BEGIN

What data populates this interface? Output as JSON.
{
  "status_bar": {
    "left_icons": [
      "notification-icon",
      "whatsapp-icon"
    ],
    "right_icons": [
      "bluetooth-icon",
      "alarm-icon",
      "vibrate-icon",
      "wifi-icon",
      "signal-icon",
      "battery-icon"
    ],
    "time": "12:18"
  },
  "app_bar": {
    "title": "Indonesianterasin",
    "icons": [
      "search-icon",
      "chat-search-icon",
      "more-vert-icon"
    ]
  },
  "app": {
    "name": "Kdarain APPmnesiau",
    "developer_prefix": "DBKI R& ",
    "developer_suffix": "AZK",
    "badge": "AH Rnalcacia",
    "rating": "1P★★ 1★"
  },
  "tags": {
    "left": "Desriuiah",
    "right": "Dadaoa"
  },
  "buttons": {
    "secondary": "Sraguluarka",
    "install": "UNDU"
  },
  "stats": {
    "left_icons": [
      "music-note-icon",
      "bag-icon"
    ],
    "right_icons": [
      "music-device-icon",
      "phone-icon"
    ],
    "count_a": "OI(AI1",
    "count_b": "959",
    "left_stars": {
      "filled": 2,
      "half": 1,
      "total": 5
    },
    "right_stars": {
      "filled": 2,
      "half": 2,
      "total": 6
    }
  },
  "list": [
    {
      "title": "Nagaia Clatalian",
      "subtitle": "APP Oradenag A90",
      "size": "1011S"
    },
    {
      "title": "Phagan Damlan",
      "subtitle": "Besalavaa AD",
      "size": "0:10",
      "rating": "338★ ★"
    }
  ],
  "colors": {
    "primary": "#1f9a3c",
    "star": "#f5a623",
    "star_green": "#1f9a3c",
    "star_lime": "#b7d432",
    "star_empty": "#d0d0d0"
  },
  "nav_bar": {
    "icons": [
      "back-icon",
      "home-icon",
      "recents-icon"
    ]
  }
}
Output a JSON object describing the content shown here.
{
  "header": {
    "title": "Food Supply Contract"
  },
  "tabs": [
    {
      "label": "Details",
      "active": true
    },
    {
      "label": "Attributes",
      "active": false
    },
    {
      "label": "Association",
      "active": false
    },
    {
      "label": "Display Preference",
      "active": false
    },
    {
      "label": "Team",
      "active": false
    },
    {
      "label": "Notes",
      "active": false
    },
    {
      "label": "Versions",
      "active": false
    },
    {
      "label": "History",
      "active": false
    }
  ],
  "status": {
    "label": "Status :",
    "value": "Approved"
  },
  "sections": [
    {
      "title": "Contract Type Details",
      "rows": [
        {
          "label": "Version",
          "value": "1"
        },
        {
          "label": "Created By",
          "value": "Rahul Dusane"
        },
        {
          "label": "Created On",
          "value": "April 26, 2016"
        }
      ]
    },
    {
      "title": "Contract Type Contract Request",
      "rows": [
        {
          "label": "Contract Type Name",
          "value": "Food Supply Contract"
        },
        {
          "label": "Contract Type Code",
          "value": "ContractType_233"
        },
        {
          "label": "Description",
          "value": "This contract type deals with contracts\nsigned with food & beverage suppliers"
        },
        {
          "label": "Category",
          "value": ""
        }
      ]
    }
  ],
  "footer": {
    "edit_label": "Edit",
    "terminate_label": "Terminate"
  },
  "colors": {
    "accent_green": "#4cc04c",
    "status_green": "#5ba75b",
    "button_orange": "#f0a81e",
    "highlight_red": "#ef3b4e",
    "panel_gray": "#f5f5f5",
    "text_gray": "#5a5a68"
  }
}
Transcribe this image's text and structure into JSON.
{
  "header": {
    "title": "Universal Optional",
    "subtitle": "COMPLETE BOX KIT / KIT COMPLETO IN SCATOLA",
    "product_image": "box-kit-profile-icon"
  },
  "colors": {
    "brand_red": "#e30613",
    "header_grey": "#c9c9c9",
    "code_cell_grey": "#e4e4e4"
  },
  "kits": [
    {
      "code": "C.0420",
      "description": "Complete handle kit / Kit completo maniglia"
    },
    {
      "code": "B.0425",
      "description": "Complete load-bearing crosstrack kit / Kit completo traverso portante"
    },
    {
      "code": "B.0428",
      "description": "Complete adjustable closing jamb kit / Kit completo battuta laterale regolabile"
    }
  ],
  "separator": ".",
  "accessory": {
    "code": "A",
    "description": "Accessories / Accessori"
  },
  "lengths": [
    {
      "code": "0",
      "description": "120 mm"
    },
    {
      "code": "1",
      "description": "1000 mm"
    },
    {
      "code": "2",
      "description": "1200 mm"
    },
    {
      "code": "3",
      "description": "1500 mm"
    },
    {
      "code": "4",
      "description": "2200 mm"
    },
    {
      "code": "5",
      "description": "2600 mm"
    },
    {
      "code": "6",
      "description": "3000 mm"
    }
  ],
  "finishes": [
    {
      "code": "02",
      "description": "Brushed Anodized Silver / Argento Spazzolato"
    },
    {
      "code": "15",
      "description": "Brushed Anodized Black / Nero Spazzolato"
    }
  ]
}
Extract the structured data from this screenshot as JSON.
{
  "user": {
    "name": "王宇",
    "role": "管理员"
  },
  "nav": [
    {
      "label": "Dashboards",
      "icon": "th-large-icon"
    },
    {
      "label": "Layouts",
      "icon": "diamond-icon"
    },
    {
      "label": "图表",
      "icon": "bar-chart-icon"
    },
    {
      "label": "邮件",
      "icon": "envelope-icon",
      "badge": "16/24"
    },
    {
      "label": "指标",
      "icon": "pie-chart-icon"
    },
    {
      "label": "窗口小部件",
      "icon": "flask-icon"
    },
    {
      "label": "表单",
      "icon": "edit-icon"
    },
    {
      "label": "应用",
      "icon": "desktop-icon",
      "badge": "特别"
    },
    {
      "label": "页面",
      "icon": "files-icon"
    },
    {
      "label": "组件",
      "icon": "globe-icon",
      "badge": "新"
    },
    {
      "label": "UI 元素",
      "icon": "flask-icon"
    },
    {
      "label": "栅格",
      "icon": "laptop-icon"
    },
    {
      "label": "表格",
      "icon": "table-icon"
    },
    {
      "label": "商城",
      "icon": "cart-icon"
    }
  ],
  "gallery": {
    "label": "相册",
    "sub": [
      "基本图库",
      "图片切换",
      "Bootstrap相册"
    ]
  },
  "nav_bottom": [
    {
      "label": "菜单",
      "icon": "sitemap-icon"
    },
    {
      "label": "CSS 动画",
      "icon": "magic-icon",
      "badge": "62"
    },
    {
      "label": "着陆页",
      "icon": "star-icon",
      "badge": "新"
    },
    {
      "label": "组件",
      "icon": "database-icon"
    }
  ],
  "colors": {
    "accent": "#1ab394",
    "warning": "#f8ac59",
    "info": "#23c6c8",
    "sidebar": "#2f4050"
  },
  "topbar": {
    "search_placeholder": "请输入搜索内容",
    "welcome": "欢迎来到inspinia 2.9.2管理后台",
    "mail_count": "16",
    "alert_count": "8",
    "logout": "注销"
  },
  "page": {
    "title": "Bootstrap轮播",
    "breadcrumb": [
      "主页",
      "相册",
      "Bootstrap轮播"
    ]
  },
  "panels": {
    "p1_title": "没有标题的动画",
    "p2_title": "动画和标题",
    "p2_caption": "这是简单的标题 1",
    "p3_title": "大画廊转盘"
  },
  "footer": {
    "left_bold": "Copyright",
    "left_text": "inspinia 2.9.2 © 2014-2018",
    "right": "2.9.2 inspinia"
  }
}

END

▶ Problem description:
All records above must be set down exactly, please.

▶ Result:
What data populates this interface? Output as JSON.
{
  "status_bar": {
    "left_icons": [
      "notification-icon",
      "whatsapp-icon"
    ],
    "right_icons": [
      "bluetooth-icon",
      "alarm-icon",
      "vibrate-icon",
      "wifi-icon",
      "signal-icon",
      "battery-icon"
    ],
    "time": "12:18"
  },
  "app_bar": {
    "title": "Indonesianterasin",
    "icons": [
      "search-icon",
      "chat-search-icon",
      "more-vert-icon"
    ]
  },
  "app": {
    "name": "Kdarain APPmnesiau",
    "developer_prefix": "DBKI R& ",
    "developer_suffix": "AZK",
    "badge": "AH Rnalcacia",
    "rating": "1P★★ 1★"
  },
  "tags": {
    "left": "Desriuiah",
    "right": "Dadaoa"
  },
  "buttons": {
    "secondary": "Sraguluarka",
    "install": "UNDU"
  },
  "stats": {
    "left_icons": [
      "music-note-icon",
      "bag-icon"
    ],
    "right_icons": [
      "music-device-icon",
      "phone-icon"
    ],
    "count_a": "OI(AI1",
    "count_b": "959",
    "left_stars": {
      "filled": 2,
      "half": 1,
      "total": 5
    },
    "right_stars": {
      "filled": 2,
      "half": 2,
      "total": 6
    }
  },
  "list": [
    {
      "title": "Nagaia Clatalian",
      "subtitle": "APP Oradenag A90",
      "size": "1011S"
    },
    {
      "title": "Phagan Damlan",
      "subtitle": "Besalavaa AD",
      "size": "0:10",
      "rating": "338★ ★"
    }
  ],
  "colors": {
    "primary": "#1f9a3c",
    "star": "#f5a623",
    "star_green": "#1f9a3c",
    "star_lime": "#b7d432",
    "star_empty": "#d0d0d0"
  },
  "nav_bar": {
    "icons": [
      "back-icon",
      "home-icon",
      "recents-icon"
    ]
  }
}
Output a JSON object describing the content shown here.
{
  "header": {
    "title": "Food Supply Contract"
  },
  "tabs": [
    {
      "label": "Details",
      "active": true
    },
    {
      "label": "Attributes",
      "active": false
    },
    {
      "label": "Association",
      "active": false
    },
    {
      "label": "Display Preference",
      "active": false
    },
    {
      "label": "Team",
      "active": false
    },
    {
      "label": "Notes",
      "active": false
    },
    {
      "label": "Versions",
      "active": false
    },
    {
      "label": "History",
      "active": false
    }
  ],
  "status": {
    "label": "Status :",
    "value": "Approved"
  },
  "sections": [
    {
      "title": "Contract Type Details",
      "rows": [
        {
          "label": "Version",
          "value": "1"
        },
        {
          "label": "Created By",
          "value": "Rahul Dusane"
        },
        {
          "label": "Created On",
          "value": "April 26, 2016"
        }
      ]
    },
    {
      "title": "Contract Type Contract Request",
      "rows": [
        {
          "label": "Contract Type Name",
          "value": "Food Supply Contract"
        },
        {
          "label": "Contract Type Code",
          "value": "ContractType_233"
        },
        {
          "label": "Description",
          "value": "This contract type deals with contracts\nsigned with food & beverage suppliers"
        },
        {
          "label": "Category",
          "value": ""
        }
      ]
    }
  ],
  "footer": {
    "edit_label": "Edit",
    "terminate_label": "Terminate"
  },
  "colors": {
    "accent_green": "#4cc04c",
    "status_green": "#5ba75b",
    "button_orange": "#f0a81e",
    "highlight_red": "#ef3b4e",
    "panel_gray": "#f5f5f5",
    "text_gray": "#5a5a68"
  }
}
Transcribe this image's text and structure into JSON.
{
  "header": {
    "title": "Universal Optional",
    "subtitle": "COMPLETE BOX KIT / KIT COMPLETO IN SCATOLA",
    "product_image": "box-kit-profile-icon"
  },
  "colors": {
    "brand_red": "#e30613",
    "header_grey": "#c9c9c9",
    "code_cell_grey": "#e4e4e4"
  },
  "kits": [
    {
      "code": "C.0420",
      "description": "Complete handle kit / Kit completo maniglia"
    },
    {
      "code": "B.0425",
      "description": "Complete load-bearing crosstrack kit / Kit completo traverso portante"
    },
    {
      "code": "B.0428",
      "description": "Complete adjustable closing jamb kit / Kit completo battuta laterale regolabile"
    }
  ],
  "separator": ".",
  "accessory": {
    "code": "A",
    "description": "Accessories / Accessori"
  },
  "lengths": [
    {
      "code": "0",
      "description": "120 mm"
    },
    {
      "code": "1",
      "description": "1000 mm"
    },
    {
      "code": "2",
      "description": "1200 mm"
    },
    {
      "code": "3",
      "description": "1500 mm"
    },
    {
      "code": "4",
      "description": "2200 mm"
    },
    {
      "code": "5",
      "description": "2600 mm"
    },
    {
      "code": "6",
      "description": "3000 mm"
    }
  ],
  "finishes": [
    {
      "code": "02",
      "description": "Brushed Anodized Silver / Argento Spazzolato"
    },
    {
      "code": "15",
      "description": "Brushed Anodized Black / Nero Spazzolato"
    }
  ]
}
Extract the structured data from this screenshot as JSON.
{
  "user": {
    "name": "王宇",
    "role": "管理员"
  },
  "nav": [
    {
      "label": "Dashboards",
      "icon": "th-large-icon"
    },
    {
      "label": "Layouts",
      "icon": "diamond-icon"
    },
    {
      "label": "图表",
      "icon": "bar-chart-icon"
    },
    {
      "label": "邮件",
      "icon": "envelope-icon",
      "badge": "16/24"
    },
    {
      "label": "指标",
      "icon": "pie-chart-icon"
    },
    {
      "label": "窗口小部件",
      "icon": "flask-icon"
    },
    {
      "label": "表单",
      "icon": "edit-icon"
    },
    {
      "label": "应用",
      "icon": "desktop-icon",
      "badge": "特别"
    },
    {
      "label": "页面",
      "icon": "files-icon"
    },
    {
      "label": "组件",
      "icon": "globe-icon",
      "badge": "新"
    },
    {
      "label": "UI 元素",
      "icon": "flask-icon"
    },
    {
      "label": "栅格",
      "icon": "laptop-icon"
    },
    {
      "label": "表格",
      "icon": "table-icon"
    },
    {
      "label": "商城",
      "icon": "cart-icon"
    }
  ],
  "gallery": {
    "label": "相册",
    "sub": [
      "基本图库",
      "图片切换",
      "Bootstrap相册"
    ]
  },
  "nav_bottom": [
    {
      "label": "菜单",
      "icon": "sitemap-icon"
    },
    {
      "label": "CSS 动画",
      "icon": "magic-icon",
      "badge": "62"
    },
    {
      "label": "着陆页",
      "icon": "star-icon",
      "badge": "新"
    },
    {
      "label": "组件",
      "icon": "database-icon"
    }
  ],
  "colors": {
    "accent": "#1ab394",
    "warning": "#f8ac59",
    "info": "#23c6c8",
    "sidebar": "#2f4050"
  },
  "topbar": {
    "search_placeholder": "请输入搜索内容",
    "welcome": "欢迎来到inspinia 2.9.2管理后台",
    "mail_count": "16",
    "alert_count": "8",
    "logout": "注销"
  },
  "page": {
    "title": "Bootstrap轮播",
    "breadcrumb": [
      "主页",
      "相册",
      "Bootstrap轮播"
    ]
  },
  "panels": {
    "p1_title": "没有标题的动画",
    "p2_title": "动画和标题",
    "p2_caption": "这是简单的标题 1",
    "p3_title": "大画廊转盘"
  },
  "footer": {
    "left_bold": "Copyright",
    "left_text": "inspinia 2.9.2 © 2014-2018",
    "right": "2.9.2 inspinia"
  }
}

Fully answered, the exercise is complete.